Credit card statements are usually very confusing, let’s just face it. However while the balance itself might be confusing, the reward system should not.
When you sign up, you should know how many points you get for each purchase, and how to use them.
For example some cards offer 1.5% points on every purchase. That’s it, very easy to understand right?
If you try to understand where are your points, and how do you use them, and you can’t quickly figure it out, maybe look for a different card to use.
Why are credit cards risky in nature
What We Mean When We Talk About Risk with Credit Cards
All credit cards carry some form of risk with them. How you manage against that risk is the deciding factor on how your financial future will play out.
Having said that, as you read in the post here, some cards carry more risk to you than others, and some are straight up just not worth it.
All credit card providers have an obligation to highlight their interest rates, terms, and conditions. Make sure you take the time to read through it and understand the risks of each card.
These includes their:
- APR rates
- Rewards system
- Deferred interest propositions and more.
These are the credit cards that the experts suggest are high-risk choices. And it is these that you should make yourself aware of before making your application.
How to Ensure You Choose a Safer Credit Card Option
1. Perform a credit cards comparison
With so many search engines online now, it has never been easier to perform a legitimate credit card comparison search.
Do some homework before you make that final card decision. Write a list of what you’re looking for in a credit card and aim your search around this.
Look at the customer ratings and value for money section of the comparison charts. Note all the benefits and, indeed, potential drawbacks of all providers.
2. Find out what your credit cards APR is straightaway.
Once you know the APR, make sure it remains this way throughout your contract term.
Look at the current APR average and consider what is about right at that time. If you see those advertised much higher, avoid these, for this is a red flag.
Furthermore, ensure that what you are quoted at the beginning of your search for APR is what you will definitely get when applying.
Some credit card providers will quote the APR as a range. So, you may not always receive what you initially saw advertised.
Thought this can very well be due to personal factors and circumstances, it does pay to know about this change before proceeding.
3. Read all the terms and conditions looking for any hidden rates before signing your credit agreement
Those risker credit card providers are quite good at the rhetoric they use in their sales pitches.
So, it’s often not until you’re signed up having skipped the T’s & C’s that you find yourself being charged for more items. These are the items you perhaps had no idea existed until now.
Make sure there are no hidden costs or fees tucked away in that black and white sheet.
This can be anything from penalty APRs to missing payment charges and foreign transaction fees as a start.
4. Understand that those cards with an introductory zero APR rate will eventually start charging you this at some point!
A common error many people are guilty of is forgetting that once the APR free year is over, the next year will start to accumulate such interest.
For some, this can come as a bit of a shock. That is, especially if they weren’t expecting any extra charges that month!

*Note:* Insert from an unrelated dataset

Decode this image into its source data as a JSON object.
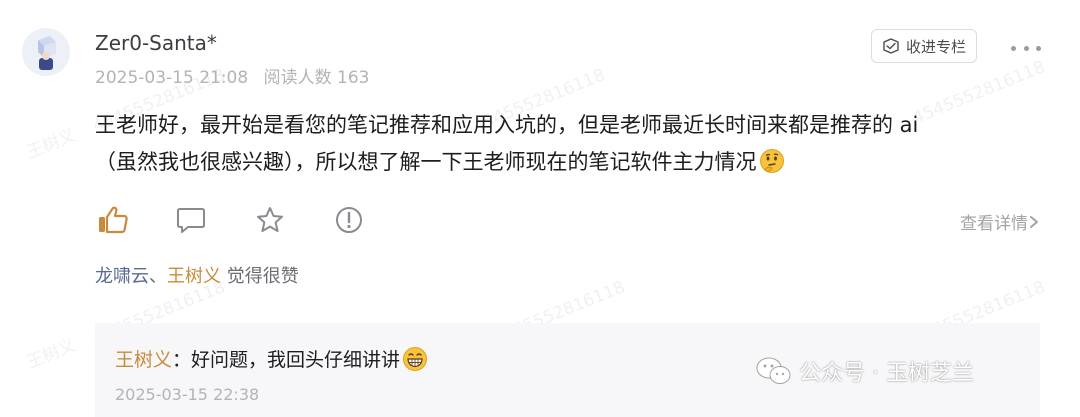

So, it is those years you need to ensure you know exactly what APR you will be paying. You don’t want to be hit later on down the line with increasing rates, so make sure it’s confirmed before taking on the card.
5. Consider whether those special offers really are worth it
If your credit card attracts an annual fee, as some will, investigate if it’s worth it.
This means looking closely at the rewards that you are likely to earn from having this card. Then see if they outweigh that of the required fee.
If they don’t, it’s not worth the extra costs and means you’ll be paying more for having a card that offers you little incentive or rewards back as a result.
In conclusion, the reality is that with every card you use, you take on some sort of risk, but educating yourself about the things we talked about above will help you mitigate that risk and even thrive.